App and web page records
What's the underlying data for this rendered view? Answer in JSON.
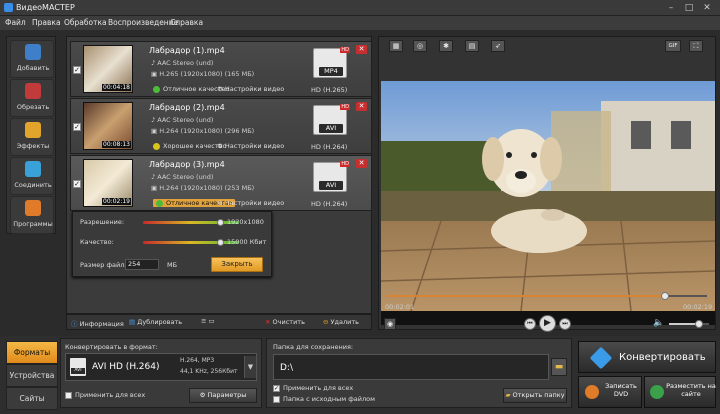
{
  "window": {
    "title": "ВидеоМАСТЕР",
    "min": "–",
    "max": "□",
    "close": "✕"
  },
  "menu": [
    "Файл",
    "Правка",
    "Обработка",
    "Воспроизведение",
    "Справка"
  ],
  "tools": [
    "Добавить",
    "Обрезать",
    "Эффекты",
    "Соединить",
    "Программы"
  ],
  "files": [
    {
      "name": "Лабрадор (1).mp4",
      "duration": "00:04:18",
      "audio": "AAC Stereo (und)",
      "video": "H.265 (1920x1080) (165 МБ)",
      "quality": "Отличное качество",
      "settings": "Настройки видео",
      "format": "MP4",
      "format_label": "HD (H.265)",
      "quality_color": "#4dbb3a"
    },
    {
      "name": "Лабрадор (2).mp4",
      "duration": "00:08:13",
      "audio": "AAC Stereo (und)",
      "video": "H.264 (1920x1080) (296 МБ)",
      "quality": "Хорошее качество",
      "settings": "Настройки видео",
      "format": "AVI",
      "format_label": "HD (H.264)",
      "quality_color": "#d9c31e"
    },
    {
      "name": "Лабрадор (3).mp4",
      "duration": "00:02:19",
      "audio": "AAC Stereo (und)",
      "video": "H.264 (1920x1080) (253 МБ)",
      "quality": "Отличное качество",
      "settings": "Настройки видео",
      "format": "AVI",
      "format_label": "HD (H.264)",
      "quality_color": "#4dbb3a"
    }
  ],
  "hd_badge": "HD",
  "popup": {
    "resolution_label": "Разрешение:",
    "resolution_value": "1920x1080",
    "quality_label": "Качество:",
    "quality_value": "15000 Кбит",
    "size_label": "Размер файла:",
    "size_value": "254",
    "size_unit": "МБ",
    "close": "Закрыть"
  },
  "listbar": {
    "info": "Информация",
    "duplicate": "Дублировать",
    "clear": "Очистить",
    "delete": "Удалить"
  },
  "player": {
    "time_current": "00:02:01",
    "time_total": "00:02:19",
    "progress": 0.87,
    "volume": 0.75,
    "gif": "GIF"
  },
  "footer": {
    "tabs": [
      "Форматы",
      "Устройства",
      "Сайты"
    ],
    "convert_to_label": "Конвертировать в формат:",
    "format_name": "AVI HD (H.264)",
    "format_badge": "AVI",
    "format_spec1": "H.264, MP3",
    "format_spec2": "44,1 KHz, 256Кбит",
    "apply_all": "Применить для всех",
    "params": "Параметры",
    "save_folder_label": "Папка для сохранения:",
    "save_folder": "D:\\",
    "apply_all2": "Применить для всех",
    "same_folder": "Папка с исходным файлом",
    "open_folder": "Открыть папку",
    "convert": "Конвертировать",
    "burn_dvd": "Записать DVD",
    "publish": "Разместить на сайте"
  }
}
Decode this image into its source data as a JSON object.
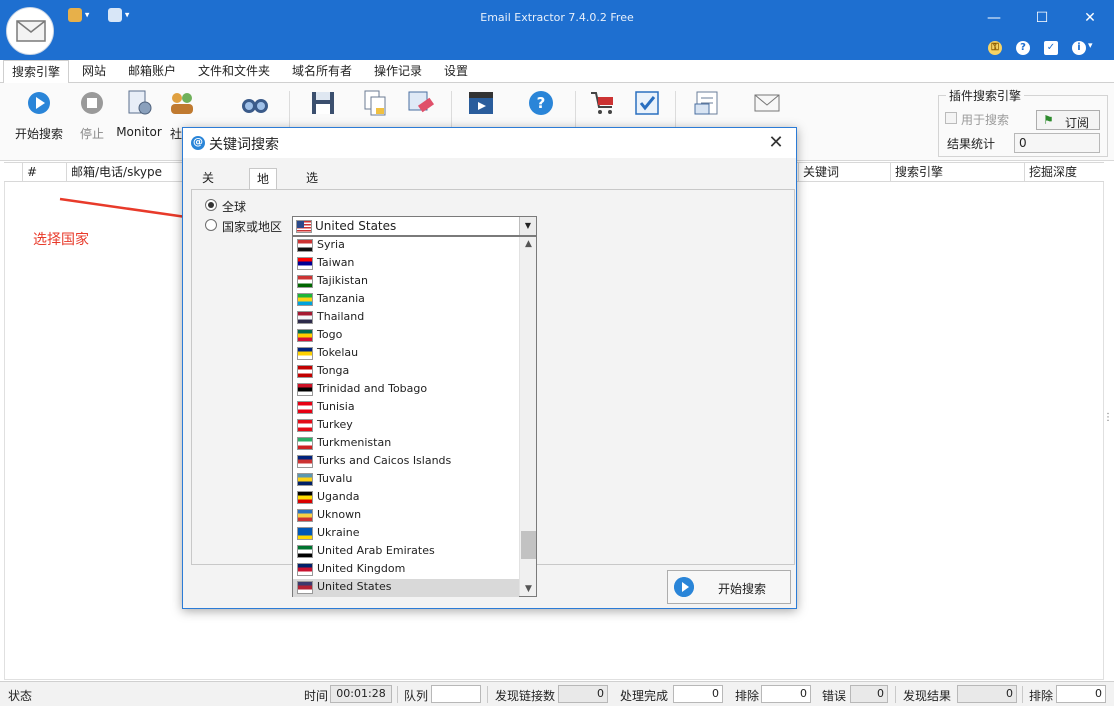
{
  "window": {
    "title": "Email Extractor 7.4.0.2 Free"
  },
  "menu": {
    "tabs": [
      "搜索引擎",
      "网站",
      "邮箱账户",
      "文件和文件夹",
      "域名所有者",
      "操作记录",
      "设置"
    ]
  },
  "ribbon": {
    "start_search": "开始搜索",
    "stop": "停止",
    "monitor": "Monitor",
    "social_partial": "社"
  },
  "plugin": {
    "group_title": "插件搜索引擎",
    "use_for_search": "用于搜索",
    "subscribe": "订阅",
    "stats_label": "结果统计",
    "stats_value": "0"
  },
  "grid": {
    "columns_left": [
      "#",
      "邮箱/电话/skype"
    ],
    "columns_right": [
      "关键词",
      "搜索引擎",
      "挖掘深度"
    ]
  },
  "annotation": {
    "text": "选择国家",
    "color": "#e83a2a"
  },
  "dialog": {
    "title": "关键词搜索",
    "tabs": [
      "关键词",
      "地区",
      "选项"
    ],
    "active_tab": "地区",
    "radio_global": "全球",
    "radio_country": "国家或地区",
    "selected_option": "global",
    "combo_value": "United States",
    "countries": [
      "Syria",
      "Taiwan",
      "Tajikistan",
      "Tanzania",
      "Thailand",
      "Togo",
      "Tokelau",
      "Tonga",
      "Trinidad and Tobago",
      "Tunisia",
      "Turkey",
      "Turkmenistan",
      "Turks and Caicos Islands",
      "Tuvalu",
      "Uganda",
      "Uknown",
      "Ukraine",
      "United Arab Emirates",
      "United Kingdom",
      "United States"
    ],
    "highlighted_country": "United States",
    "start_button": "开始搜索"
  },
  "status": {
    "state_label": "状态",
    "time_label": "时间",
    "time_value": "00:01:28",
    "queue_label": "队列",
    "queue_value": "",
    "links_label": "发现链接数",
    "links_value": "0",
    "done_label": "处理完成",
    "done_value": "0",
    "exclude_label": "排除",
    "exclude_value": "0",
    "error_label": "错误",
    "error_value": "0",
    "found_label": "发现结果",
    "found_value": "0",
    "exclude2_label": "排除",
    "exclude2_value": "0"
  }
}
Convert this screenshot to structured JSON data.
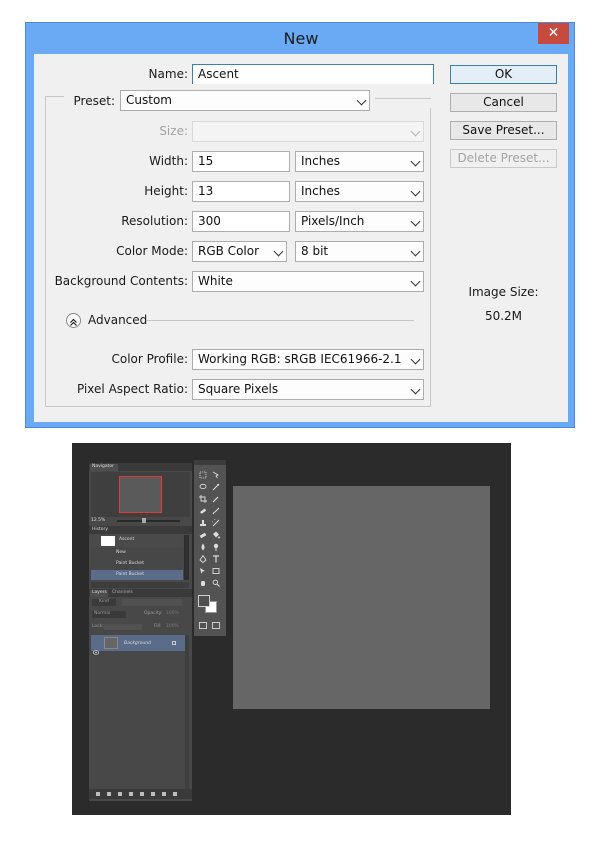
{
  "dialog": {
    "title": "New",
    "close_glyph": "✕",
    "name_label": "Name:",
    "name_value": "Ascent",
    "preset_label": "Preset:",
    "preset_value": "Custom",
    "size_label": "Size:",
    "size_value": "",
    "width_label": "Width:",
    "width_value": "15",
    "width_unit": "Inches",
    "height_label": "Height:",
    "height_value": "13",
    "height_unit": "Inches",
    "resolution_label": "Resolution:",
    "resolution_value": "300",
    "resolution_unit": "Pixels/Inch",
    "color_mode_label": "Color Mode:",
    "color_mode_value": "RGB Color",
    "bit_depth_value": "8 bit",
    "background_label": "Background Contents:",
    "background_value": "White",
    "advanced_label": "Advanced",
    "color_profile_label": "Color Profile:",
    "color_profile_value": "Working RGB:  sRGB IEC61966-2.1",
    "pixel_aspect_label": "Pixel Aspect Ratio:",
    "pixel_aspect_value": "Square Pixels",
    "image_size_label": "Image Size:",
    "image_size_value": "50.2M",
    "buttons": {
      "ok": "OK",
      "cancel": "Cancel",
      "save_preset": "Save Preset...",
      "delete_preset": "Delete Preset..."
    }
  },
  "photoshop": {
    "navigator_tab": "Navigator",
    "zoom": "12.5%",
    "history_tab": "History",
    "history_items": [
      "Ascent",
      "New",
      "Paint Bucket",
      "Paint Bucket"
    ],
    "layers_tab": "Layers",
    "channels_tab": "Channels",
    "kind_filter": "Kind",
    "blend_mode": "Normal",
    "opacity_label": "Opacity:",
    "opacity_value": "100%",
    "lock_label": "Lock:",
    "fill_label": "Fill:",
    "fill_value": "100%",
    "layer_name": "Background",
    "colors": {
      "canvas": "#666666",
      "workspace": "#2b2b2b",
      "panel": "#484848",
      "navigator_frame": "#e03a3a",
      "selected_row": "#5a6c8a"
    }
  }
}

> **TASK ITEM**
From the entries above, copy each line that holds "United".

> **SOLUTION FOR THIS TASK**
    "combo_value": "United States",
      "United Arab Emirates",
      "United Kingdom",
      "United States"
    "highlighted_country": "United States",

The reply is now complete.